- [TRY IT]:
A verbatim copy of every entry is required. Produce it now.

- [DATA SUPPLIED]:
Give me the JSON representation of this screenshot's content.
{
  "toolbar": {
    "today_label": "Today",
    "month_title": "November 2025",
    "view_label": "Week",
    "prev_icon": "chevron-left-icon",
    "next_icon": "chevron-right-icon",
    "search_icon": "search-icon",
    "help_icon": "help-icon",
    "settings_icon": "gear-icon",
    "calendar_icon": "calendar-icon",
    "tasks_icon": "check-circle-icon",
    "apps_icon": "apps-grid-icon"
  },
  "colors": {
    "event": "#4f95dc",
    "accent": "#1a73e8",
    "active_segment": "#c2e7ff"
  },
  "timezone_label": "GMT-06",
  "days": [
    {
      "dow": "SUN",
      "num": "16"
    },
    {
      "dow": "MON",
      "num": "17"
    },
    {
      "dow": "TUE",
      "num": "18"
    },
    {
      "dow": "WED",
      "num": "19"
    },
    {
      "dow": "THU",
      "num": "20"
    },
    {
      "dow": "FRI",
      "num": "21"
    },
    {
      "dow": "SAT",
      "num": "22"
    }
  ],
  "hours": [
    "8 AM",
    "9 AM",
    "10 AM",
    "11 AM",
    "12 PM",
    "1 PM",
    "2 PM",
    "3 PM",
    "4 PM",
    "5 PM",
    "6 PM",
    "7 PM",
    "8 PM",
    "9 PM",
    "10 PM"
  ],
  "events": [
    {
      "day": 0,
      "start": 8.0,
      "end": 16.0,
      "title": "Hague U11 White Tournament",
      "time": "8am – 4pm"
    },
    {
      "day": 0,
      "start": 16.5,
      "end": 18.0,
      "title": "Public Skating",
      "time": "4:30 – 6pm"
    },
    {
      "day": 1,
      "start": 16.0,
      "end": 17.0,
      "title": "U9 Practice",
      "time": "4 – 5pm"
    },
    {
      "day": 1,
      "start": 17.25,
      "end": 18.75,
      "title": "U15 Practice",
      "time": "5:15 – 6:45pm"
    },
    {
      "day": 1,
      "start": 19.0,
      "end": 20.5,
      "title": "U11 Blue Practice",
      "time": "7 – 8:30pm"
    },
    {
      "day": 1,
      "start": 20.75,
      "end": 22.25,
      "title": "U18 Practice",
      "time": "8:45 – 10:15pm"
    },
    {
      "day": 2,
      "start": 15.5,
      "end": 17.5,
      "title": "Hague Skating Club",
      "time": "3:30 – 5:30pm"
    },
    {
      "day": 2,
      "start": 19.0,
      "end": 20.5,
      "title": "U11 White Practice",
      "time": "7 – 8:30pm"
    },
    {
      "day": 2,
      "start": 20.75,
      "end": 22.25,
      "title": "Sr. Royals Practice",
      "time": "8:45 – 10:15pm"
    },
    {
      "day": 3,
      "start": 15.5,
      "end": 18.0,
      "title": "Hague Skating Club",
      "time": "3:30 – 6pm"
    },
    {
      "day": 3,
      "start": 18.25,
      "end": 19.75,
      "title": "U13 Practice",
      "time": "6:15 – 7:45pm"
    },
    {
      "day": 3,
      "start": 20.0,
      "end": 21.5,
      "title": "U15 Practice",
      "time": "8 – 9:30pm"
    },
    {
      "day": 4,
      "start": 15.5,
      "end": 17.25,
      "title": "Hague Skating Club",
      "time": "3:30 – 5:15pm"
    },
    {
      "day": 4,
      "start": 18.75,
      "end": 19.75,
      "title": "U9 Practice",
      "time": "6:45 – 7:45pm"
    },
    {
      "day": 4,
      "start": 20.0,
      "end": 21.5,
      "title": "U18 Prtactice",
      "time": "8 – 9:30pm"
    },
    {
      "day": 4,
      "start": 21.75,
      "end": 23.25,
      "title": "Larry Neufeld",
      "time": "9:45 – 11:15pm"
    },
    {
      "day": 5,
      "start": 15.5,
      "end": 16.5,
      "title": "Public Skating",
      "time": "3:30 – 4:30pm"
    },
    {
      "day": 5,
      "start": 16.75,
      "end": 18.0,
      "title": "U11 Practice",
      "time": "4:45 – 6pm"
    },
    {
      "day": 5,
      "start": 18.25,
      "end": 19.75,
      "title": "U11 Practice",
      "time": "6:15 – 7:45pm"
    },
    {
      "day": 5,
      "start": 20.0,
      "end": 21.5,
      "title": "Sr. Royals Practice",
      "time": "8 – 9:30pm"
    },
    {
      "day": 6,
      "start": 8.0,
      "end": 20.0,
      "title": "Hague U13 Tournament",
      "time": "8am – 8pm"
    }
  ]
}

- [FINISHED TASK]:
Give me the JSON representation of this screenshot's content.
{
  "toolbar": {
    "today_label": "Today",
    "month_title": "November 2025",
    "view_label": "Week",
    "prev_icon": "chevron-left-icon",
    "next_icon": "chevron-right-icon",
    "search_icon": "search-icon",
    "help_icon": "help-icon",
    "settings_icon": "gear-icon",
    "calendar_icon": "calendar-icon",
    "tasks_icon": "check-circle-icon",
    "apps_icon": "apps-grid-icon"
  },
  "colors": {
    "event": "#4f95dc",
    "accent": "#1a73e8",
    "active_segment": "#c2e7ff"
  },
  "timezone_label": "GMT-06",
  "days": [
    {
      "dow": "SUN",
      "num": "16"
    },
    {
      "dow": "MON",
      "num": "17"
    },
    {
      "dow": "TUE",
      "num": "18"
    },
    {
      "dow": "WED",
      "num": "19"
    },
    {
      "dow": "THU",
      "num": "20"
    },
    {
      "dow": "FRI",
      "num": "21"
    },
    {
      "dow": "SAT",
      "num": "22"
    }
  ],
  "hours": [
    "8 AM",
    "9 AM",
    "10 AM",
    "11 AM",
    "12 PM",
    "1 PM",
    "2 PM",
    "3 PM",
    "4 PM",
    "5 PM",
    "6 PM",
    "7 PM",
    "8 PM",
    "9 PM",
    "10 PM"
  ],
  "events": [
    {
      "day": 0,
      "start": 8.0,
      "end": 16.0,
      "title": "Hague U11 White Tournament",
      "time": "8am – 4pm"
    },
    {
      "day": 0,
      "start": 16.5,
      "end": 18.0,
      "title": "Public Skating",
      "time": "4:30 – 6pm"
    },
    {
      "day": 1,
      "start": 16.0,
      "end": 17.0,
      "title": "U9 Practice",
      "time": "4 – 5pm"
    },
    {
      "day": 1,
      "start": 17.25,
      "end": 18.75,
      "title": "U15 Practice",
      "time": "5:15 – 6:45pm"
    },
    {
      "day": 1,
      "start": 19.0,
      "end": 20.5,
      "title": "U11 Blue Practice",
      "time": "7 – 8:30pm"
    },
    {
      "day": 1,
      "start": 20.75,
      "end": 22.25,
      "title": "U18 Practice",
      "time": "8:45 – 10:15pm"
    },
    {
      "day": 2,
      "start": 15.5,
      "end": 17.5,
      "title": "Hague Skating Club",
      "time": "3:30 – 5:30pm"
    },
    {
      "day": 2,
      "start": 19.0,
      "end": 20.5,
      "title": "U11 White Practice",
      "time": "7 – 8:30pm"
    },
    {
      "day": 2,
      "start": 20.75,
      "end": 22.25,
      "title": "Sr. Royals Practice",
      "time": "8:45 – 10:15pm"
    },
    {
      "day": 3,
      "start": 15.5,
      "end": 18.0,
      "title": "Hague Skating Club",
      "time": "3:30 – 6pm"
    },
    {
      "day": 3,
      "start": 18.25,
      "end": 19.75,
      "title": "U13 Practice",
      "time": "6:15 – 7:45pm"
    },
    {
      "day": 3,
      "start": 20.0,
      "end": 21.5,
      "title": "U15 Practice",
      "time": "8 – 9:30pm"
    },
    {
      "day": 4,
      "start": 15.5,
      "end": 17.25,
      "title": "Hague Skating Club",
      "time": "3:30 – 5:15pm"
    },
    {
      "day": 4,
      "start": 18.75,
      "end": 19.75,
      "title": "U9 Practice",
      "time": "6:45 – 7:45pm"
    },
    {
      "day": 4,
      "start": 20.0,
      "end": 21.5,
      "title": "U18 Prtactice",
      "time": "8 – 9:30pm"
    },
    {
      "day": 4,
      "start": 21.75,
      "end": 23.25,
      "title": "Larry Neufeld",
      "time": "9:45 – 11:15pm"
    },
    {
      "day": 5,
      "start": 15.5,
      "end": 16.5,
      "title": "Public Skating",
      "time": "3:30 – 4:30pm"
    },
    {
      "day": 5,
      "start": 16.75,
      "end": 18.0,
      "title": "U11 Practice",
      "time": "4:45 – 6pm"
    },
    {
      "day": 5,
      "start": 18.25,
      "end": 19.75,
      "title": "U11 Practice",
      "time": "6:15 – 7:45pm"
    },
    {
      "day": 5,
      "start": 20.0,
      "end": 21.5,
      "title": "Sr. Royals Practice",
      "time": "8 – 9:30pm"
    },
    {
      "day": 6,
      "start": 8.0,
      "end": 20.0,
      "title": "Hague U13 Tournament",
      "time": "8am – 8pm"
    }
  ]
}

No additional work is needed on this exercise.